My Neighbor Totoro [1988]

It’s difficult to put into words what makes My Neighbor Totoro so great. The wild imaginations of children are expertly captured, and I can’t think of a better film that nails the general sensibilities of youth. The bond between the little girls and Totoro is heartwarming, especially as they are essentially using this creature as their way of coping with their sick mother. “Adult” issues are brought up and handled with care, and there is not even the slightest notion of condescension.

The sisters are believable, lifelike characters, and their jubilant behavior while exploring their new house is fun to watch. Totoro and his many smaller relatives are wonderful creatures, and it’s easy to see how they have remained popular worldwide over the years. There is also an incredibly unique “cat bus” that transports Totoro around the forest, one of the coolest looking modes of transportation I have ever seen.

My Neighbor Totoro [1988]
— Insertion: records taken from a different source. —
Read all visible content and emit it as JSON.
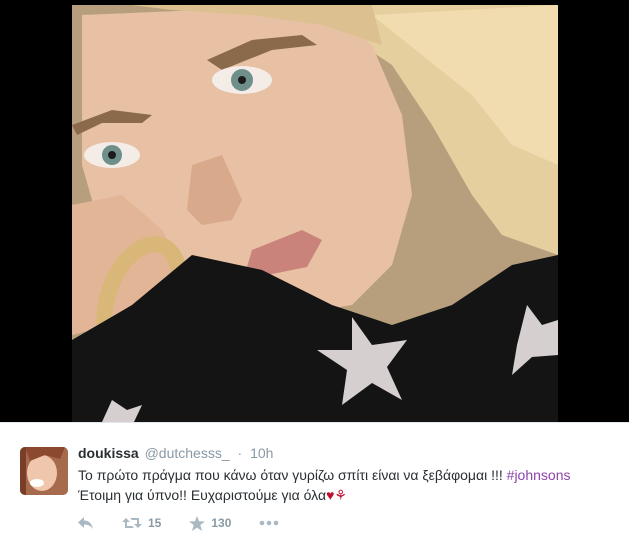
{
  "tweet": {
    "fullname": "doukissa",
    "username": "@dutchesss_",
    "separator": "·",
    "time": "10h",
    "text_line1": "Το πρώτο πράγμα που κάνω όταν γυρίζω σπίτι είναι να ξεβάφομαι !!! ",
    "hashtag": "#johnsons",
    "text_line2": "Έτοιμη για ύπνο!! Ευχαριστούμε για όλα",
    "heart_glyph": "♥",
    "flower_glyph": "⚘"
  },
  "actions": {
    "reply_icon": "reply-icon",
    "retweet_icon": "retweet-icon",
    "retweet_count": "15",
    "favorite_icon": "star-icon",
    "favorite_count": "130",
    "more_icon": "more-icon"
  },
  "colors": {
    "hashtag": "#8e44ad",
    "muted": "#8899a6",
    "text": "#292f33",
    "heart": "#c0102e"
  }
}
In a nutshell, My Neighbor Totoro is a beautifully-animated film that has a little something for everyone. It made me feel like a kid again, which is rare in itself. An absolute must see, even for those who generally sway away from animated films.

9/10

Movie Project #47: The Nightmare Before Christmas [1993]

Due to the surprising success of my initial Movies Project, I decided to do a part two for 2012. This time around I put a greater emphasis on directors I am not familiar with, but I also tried to compile a mix of different genres and eras. This will be an ongoing project with the finish date being sometime this year.

The Nightmare Before Christmas [1993]

The Nightmare Before Christmas [1993]
Director: Henry Selick
Genre: Animation/Family/Fantasy
Starring: Danny Elfman, Chris Sarandon and Catherine O’Hara
Running Time: 76 minutes

Although this is only the second movies project I have put together, I am noticing a trend. There is one film from each that garners the biggest “how have you not seen this?!?” reaction. With last year’s project, hands down it was Back to the Future. This year it’s Tim Burton’s The Nightmare Before Christmas (with apologies to Rocky and The Bourne Identity).

Set in the spookily morbid world of Halloween Town, the film follows the plight of one Jack Skellington, a thin skeleton who wears a snazzy black pin-striped suit. Every year the monsters and mutants that make up the town’s population rely on Jack to lead their Halloween celebrations. This year, however, Jack has become disillusioned with their proceedings. While wandering about, he stumbles upon a portal into a new world — Christmas Town — and becomes enchanted with what he sees there. Seeking to bring that Christmas spirit into his hometown, Jack decides he wants to be Santa Claus and hires a group of residents to kidnap the jolly fat man.

The Nightmare Before Christmas [1993]

Clearly this is a bad idea, but it sets the precedence for some of the film’s greatest moments. As a trio of kids — dubbed Lock, Shock and Barrel — chase down Santa, a ridiculously inappropriate (but wildly amusing) song starts playing that discusses how they want to “chop Santa into bits.” I don’t know how appropriate that is for children, but I got a kick out of it. It was also a lot of fun watching Jack masquerade as Santa Claus, delivering frightful gifts to little kids.

Outside of these comical bits, however, I felt little attachment to the film. Most of Danny Elfman’s musical numbers, outside of the opening tune, are forgettable, and the film’s emotional development rests its weight on the skinny little shoulders of Jack Skellington. Most of the supporting characters fall flat, and I did not feel connected to any of them.

The Nightmare Before Christmas [1993]

On the flip side, I did find it amazing that Burton’s stop-motion animation still holds up remarkably well nearly 20 years later. I can’t use the word “beautiful” because of the grotesque subject matter, but this is one slick-looking film. The character designs are especially imaginative, and there’s always something new to catch the eye.

I can’t help but feel that a lot of The Nightmare Before Christmas‘ appeal rides heavily on nostalgia from those who saw it in their youth. It’s a solid film, but is it truly worthy of its near-unanimous praise (IMDB Top 250, 96% on Rotten Tomatoes)?

7/10